BEGIN RECORDS FOR THIS EXERCISE

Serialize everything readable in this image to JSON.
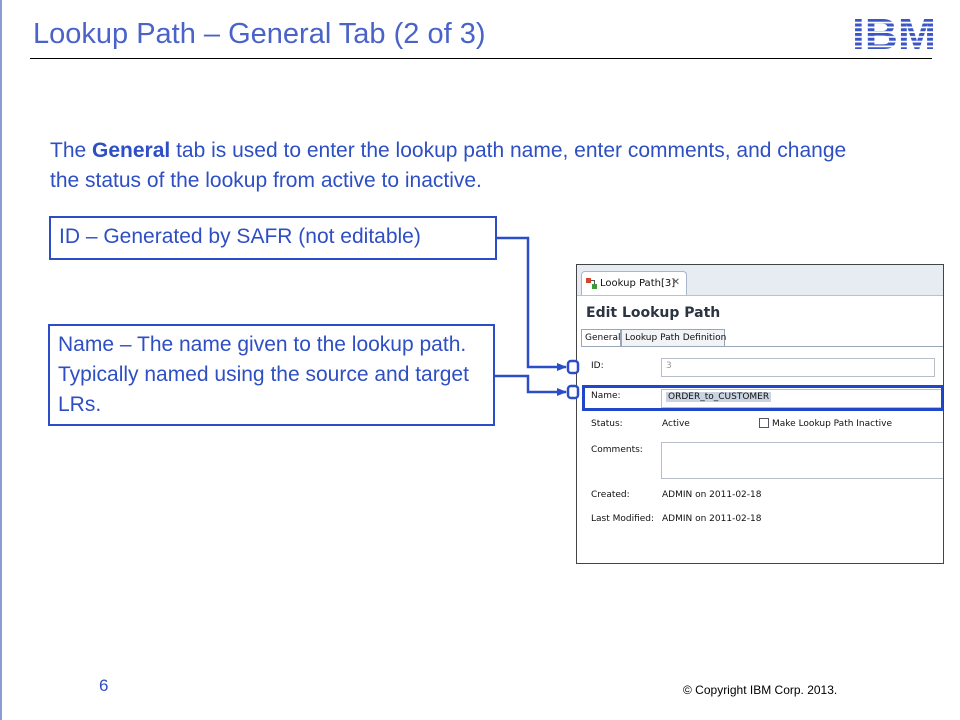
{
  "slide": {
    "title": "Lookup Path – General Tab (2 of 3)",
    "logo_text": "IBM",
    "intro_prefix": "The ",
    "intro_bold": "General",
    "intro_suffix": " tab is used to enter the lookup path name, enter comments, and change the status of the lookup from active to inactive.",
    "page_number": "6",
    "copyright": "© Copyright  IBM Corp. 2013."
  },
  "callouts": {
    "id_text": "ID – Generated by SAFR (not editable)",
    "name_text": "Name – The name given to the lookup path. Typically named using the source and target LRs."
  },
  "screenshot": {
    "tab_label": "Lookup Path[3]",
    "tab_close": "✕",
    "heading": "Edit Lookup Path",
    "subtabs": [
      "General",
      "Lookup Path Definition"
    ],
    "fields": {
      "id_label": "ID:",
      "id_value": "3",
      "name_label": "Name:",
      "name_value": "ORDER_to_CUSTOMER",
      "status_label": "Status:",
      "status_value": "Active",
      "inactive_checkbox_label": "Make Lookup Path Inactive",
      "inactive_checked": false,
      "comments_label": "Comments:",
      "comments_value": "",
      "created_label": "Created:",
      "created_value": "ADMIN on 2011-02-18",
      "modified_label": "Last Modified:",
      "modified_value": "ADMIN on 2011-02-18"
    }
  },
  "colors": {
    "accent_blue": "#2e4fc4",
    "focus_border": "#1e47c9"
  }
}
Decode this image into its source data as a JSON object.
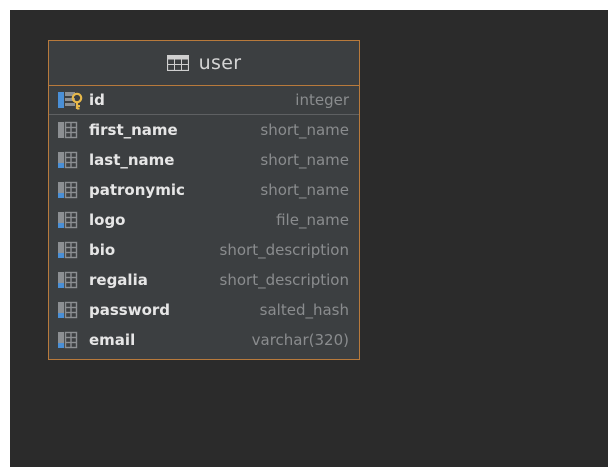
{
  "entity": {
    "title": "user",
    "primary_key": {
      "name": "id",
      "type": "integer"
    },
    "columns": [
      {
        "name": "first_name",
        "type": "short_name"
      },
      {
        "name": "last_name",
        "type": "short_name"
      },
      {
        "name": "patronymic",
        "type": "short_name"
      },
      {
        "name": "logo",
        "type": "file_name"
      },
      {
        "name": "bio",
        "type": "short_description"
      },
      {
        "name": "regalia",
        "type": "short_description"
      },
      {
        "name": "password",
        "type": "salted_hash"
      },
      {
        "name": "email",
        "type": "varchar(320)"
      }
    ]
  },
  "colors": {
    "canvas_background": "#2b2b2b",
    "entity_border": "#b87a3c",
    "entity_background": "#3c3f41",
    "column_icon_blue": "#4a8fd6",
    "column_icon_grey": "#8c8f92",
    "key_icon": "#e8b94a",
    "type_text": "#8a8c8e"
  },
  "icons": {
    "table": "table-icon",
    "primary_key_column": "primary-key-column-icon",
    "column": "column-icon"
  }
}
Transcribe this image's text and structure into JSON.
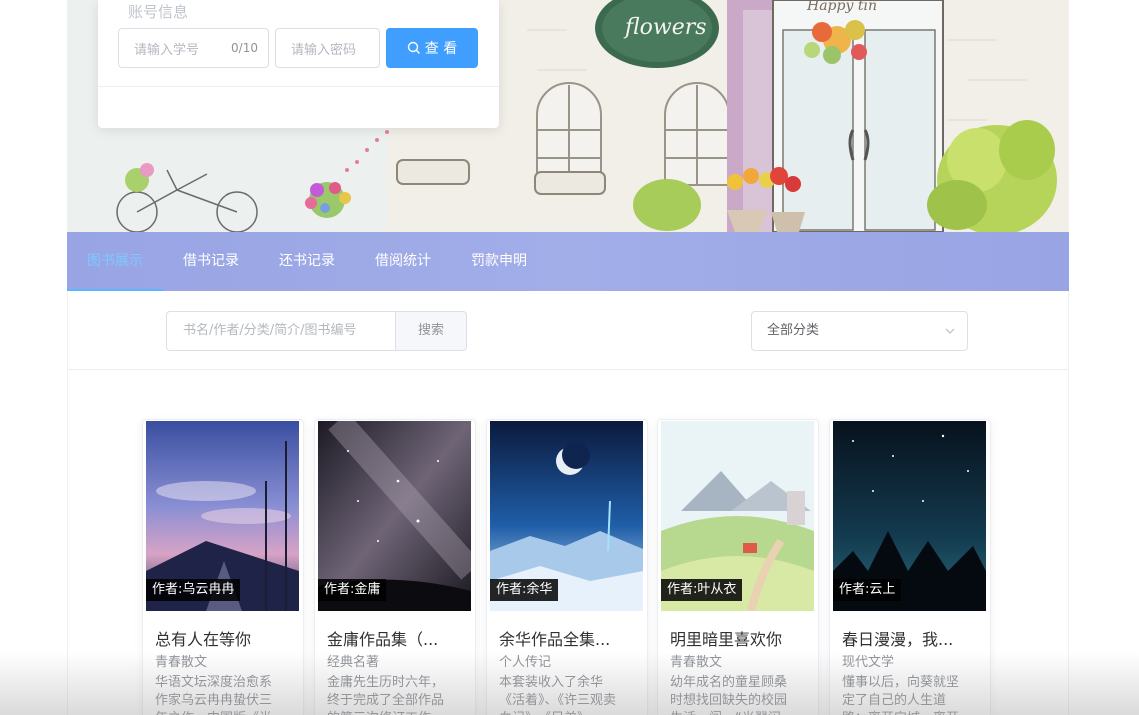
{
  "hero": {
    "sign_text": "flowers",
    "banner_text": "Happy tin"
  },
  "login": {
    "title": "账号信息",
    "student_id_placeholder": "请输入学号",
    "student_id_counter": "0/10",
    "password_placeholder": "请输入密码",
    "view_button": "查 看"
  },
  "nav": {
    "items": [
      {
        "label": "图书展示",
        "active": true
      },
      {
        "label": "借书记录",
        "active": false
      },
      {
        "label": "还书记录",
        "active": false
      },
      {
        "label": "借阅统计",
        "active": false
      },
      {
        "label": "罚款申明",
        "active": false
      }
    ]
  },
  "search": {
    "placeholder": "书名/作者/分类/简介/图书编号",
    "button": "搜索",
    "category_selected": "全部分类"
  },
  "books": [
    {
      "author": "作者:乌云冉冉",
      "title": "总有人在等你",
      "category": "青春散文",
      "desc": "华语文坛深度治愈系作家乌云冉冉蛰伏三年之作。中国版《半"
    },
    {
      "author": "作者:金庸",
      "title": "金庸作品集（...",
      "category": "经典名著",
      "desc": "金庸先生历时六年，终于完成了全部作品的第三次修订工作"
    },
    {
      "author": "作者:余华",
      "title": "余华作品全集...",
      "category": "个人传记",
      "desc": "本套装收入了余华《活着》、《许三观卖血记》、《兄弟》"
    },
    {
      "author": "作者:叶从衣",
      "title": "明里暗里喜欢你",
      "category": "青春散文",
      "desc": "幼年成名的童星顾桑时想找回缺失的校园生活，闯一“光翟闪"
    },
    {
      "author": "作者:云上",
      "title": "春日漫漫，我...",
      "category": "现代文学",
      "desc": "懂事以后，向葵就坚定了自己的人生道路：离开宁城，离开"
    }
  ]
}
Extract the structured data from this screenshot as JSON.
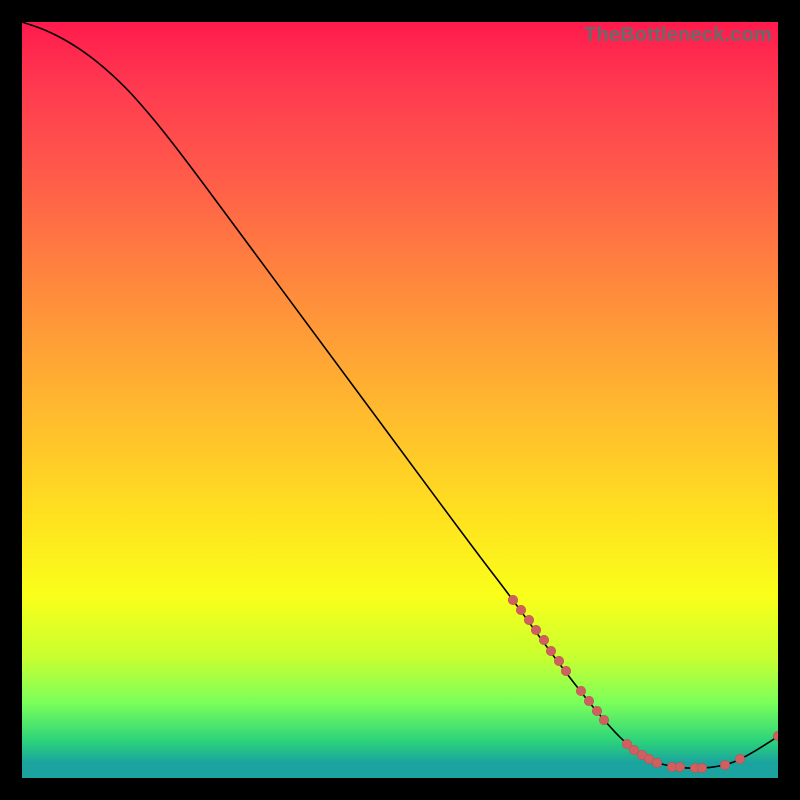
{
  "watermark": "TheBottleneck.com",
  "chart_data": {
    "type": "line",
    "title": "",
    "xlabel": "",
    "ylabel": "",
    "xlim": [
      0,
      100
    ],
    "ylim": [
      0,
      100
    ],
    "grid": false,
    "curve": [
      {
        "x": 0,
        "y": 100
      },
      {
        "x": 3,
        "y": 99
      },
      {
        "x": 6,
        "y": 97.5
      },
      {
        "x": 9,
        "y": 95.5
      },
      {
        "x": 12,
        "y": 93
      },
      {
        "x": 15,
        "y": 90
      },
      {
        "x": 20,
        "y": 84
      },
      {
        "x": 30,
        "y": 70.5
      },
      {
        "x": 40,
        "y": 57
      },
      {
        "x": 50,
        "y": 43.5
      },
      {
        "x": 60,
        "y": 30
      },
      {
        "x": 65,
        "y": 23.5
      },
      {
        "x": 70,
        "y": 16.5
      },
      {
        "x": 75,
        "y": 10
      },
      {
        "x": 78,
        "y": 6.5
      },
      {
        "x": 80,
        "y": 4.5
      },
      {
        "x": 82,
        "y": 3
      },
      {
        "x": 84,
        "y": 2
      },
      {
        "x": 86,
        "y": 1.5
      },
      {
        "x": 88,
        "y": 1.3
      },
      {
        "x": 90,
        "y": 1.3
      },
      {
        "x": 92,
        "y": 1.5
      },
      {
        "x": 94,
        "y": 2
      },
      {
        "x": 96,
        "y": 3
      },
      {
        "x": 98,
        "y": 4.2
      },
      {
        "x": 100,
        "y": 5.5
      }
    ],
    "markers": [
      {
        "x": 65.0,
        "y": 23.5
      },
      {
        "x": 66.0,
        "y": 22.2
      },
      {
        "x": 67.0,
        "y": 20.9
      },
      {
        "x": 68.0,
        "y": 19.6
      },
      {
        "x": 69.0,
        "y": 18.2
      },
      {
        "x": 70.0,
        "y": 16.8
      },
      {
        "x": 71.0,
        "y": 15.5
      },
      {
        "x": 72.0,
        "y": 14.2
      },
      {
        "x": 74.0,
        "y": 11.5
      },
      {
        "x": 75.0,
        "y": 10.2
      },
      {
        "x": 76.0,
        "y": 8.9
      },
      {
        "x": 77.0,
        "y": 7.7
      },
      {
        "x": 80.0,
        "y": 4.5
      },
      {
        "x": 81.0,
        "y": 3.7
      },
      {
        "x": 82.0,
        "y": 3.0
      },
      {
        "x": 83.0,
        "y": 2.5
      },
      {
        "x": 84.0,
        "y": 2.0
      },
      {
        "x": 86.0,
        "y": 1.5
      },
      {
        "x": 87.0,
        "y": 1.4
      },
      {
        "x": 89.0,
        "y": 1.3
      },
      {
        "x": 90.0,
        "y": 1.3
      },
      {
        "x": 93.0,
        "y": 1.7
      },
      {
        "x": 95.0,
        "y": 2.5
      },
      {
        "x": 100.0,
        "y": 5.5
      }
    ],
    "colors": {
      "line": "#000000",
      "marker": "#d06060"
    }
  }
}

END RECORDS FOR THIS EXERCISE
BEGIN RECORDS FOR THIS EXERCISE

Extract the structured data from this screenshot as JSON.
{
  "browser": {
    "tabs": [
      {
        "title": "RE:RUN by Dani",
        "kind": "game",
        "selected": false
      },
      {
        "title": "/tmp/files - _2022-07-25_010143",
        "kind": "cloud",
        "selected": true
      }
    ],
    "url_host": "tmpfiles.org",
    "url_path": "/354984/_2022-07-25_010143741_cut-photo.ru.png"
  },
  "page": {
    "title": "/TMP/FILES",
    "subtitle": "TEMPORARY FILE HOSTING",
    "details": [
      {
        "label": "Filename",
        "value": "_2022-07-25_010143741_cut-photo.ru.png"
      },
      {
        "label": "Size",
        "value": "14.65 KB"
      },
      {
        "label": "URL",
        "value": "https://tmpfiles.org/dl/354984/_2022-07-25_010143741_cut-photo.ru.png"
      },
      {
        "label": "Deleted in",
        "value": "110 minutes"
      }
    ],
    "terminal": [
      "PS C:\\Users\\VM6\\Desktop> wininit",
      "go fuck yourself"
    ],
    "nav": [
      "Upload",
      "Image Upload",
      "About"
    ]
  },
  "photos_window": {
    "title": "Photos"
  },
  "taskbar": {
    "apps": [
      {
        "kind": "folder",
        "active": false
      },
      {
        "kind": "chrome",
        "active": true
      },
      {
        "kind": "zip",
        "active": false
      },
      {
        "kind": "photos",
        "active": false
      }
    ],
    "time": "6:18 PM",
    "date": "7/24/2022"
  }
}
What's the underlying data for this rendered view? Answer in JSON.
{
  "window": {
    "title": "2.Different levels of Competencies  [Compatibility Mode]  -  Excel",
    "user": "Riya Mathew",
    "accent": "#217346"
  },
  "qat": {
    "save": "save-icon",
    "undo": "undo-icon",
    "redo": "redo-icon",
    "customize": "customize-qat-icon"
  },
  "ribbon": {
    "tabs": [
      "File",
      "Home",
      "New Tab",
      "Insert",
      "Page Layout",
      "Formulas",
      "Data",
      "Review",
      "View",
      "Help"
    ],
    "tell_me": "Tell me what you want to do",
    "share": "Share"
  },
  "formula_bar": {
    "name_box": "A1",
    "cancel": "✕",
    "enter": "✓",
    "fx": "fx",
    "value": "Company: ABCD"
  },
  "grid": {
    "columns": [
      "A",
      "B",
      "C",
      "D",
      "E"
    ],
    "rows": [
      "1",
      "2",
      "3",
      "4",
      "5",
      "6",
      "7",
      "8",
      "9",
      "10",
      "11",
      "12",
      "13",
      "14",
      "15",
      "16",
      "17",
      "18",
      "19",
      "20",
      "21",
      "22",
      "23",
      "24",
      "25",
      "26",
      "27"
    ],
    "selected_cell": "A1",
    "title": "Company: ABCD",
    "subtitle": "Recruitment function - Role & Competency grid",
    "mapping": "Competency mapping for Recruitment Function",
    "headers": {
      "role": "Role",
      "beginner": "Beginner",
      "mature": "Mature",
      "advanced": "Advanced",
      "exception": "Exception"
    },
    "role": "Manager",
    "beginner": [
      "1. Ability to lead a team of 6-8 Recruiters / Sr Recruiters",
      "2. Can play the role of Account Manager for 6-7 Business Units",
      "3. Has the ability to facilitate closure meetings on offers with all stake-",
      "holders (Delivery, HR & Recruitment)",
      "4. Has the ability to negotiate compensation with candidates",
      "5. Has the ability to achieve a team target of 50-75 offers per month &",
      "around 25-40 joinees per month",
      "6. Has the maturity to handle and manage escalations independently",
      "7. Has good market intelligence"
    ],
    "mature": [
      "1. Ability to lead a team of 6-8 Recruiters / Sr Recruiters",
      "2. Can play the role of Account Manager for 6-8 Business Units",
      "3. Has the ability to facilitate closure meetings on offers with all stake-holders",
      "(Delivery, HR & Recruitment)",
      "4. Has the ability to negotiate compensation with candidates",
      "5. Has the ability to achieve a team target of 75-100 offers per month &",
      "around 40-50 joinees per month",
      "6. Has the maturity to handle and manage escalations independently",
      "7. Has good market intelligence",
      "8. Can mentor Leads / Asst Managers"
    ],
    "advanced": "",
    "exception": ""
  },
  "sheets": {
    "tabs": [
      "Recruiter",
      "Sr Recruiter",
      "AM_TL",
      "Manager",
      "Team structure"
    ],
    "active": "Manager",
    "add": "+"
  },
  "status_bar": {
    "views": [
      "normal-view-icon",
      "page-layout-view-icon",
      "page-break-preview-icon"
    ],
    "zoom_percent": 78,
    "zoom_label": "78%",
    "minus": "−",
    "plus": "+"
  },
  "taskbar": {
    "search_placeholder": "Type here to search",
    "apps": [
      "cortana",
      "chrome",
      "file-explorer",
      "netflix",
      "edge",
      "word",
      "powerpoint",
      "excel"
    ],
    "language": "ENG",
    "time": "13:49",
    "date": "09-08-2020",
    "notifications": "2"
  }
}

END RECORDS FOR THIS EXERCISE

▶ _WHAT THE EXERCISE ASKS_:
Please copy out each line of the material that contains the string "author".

▶ _RESPONSE_:
      "author": "作者:乌云冉冉",
      "author": "作者:金庸",
      "author": "作者:余华",
      "author": "作者:叶从衣",
      "author": "作者:云上",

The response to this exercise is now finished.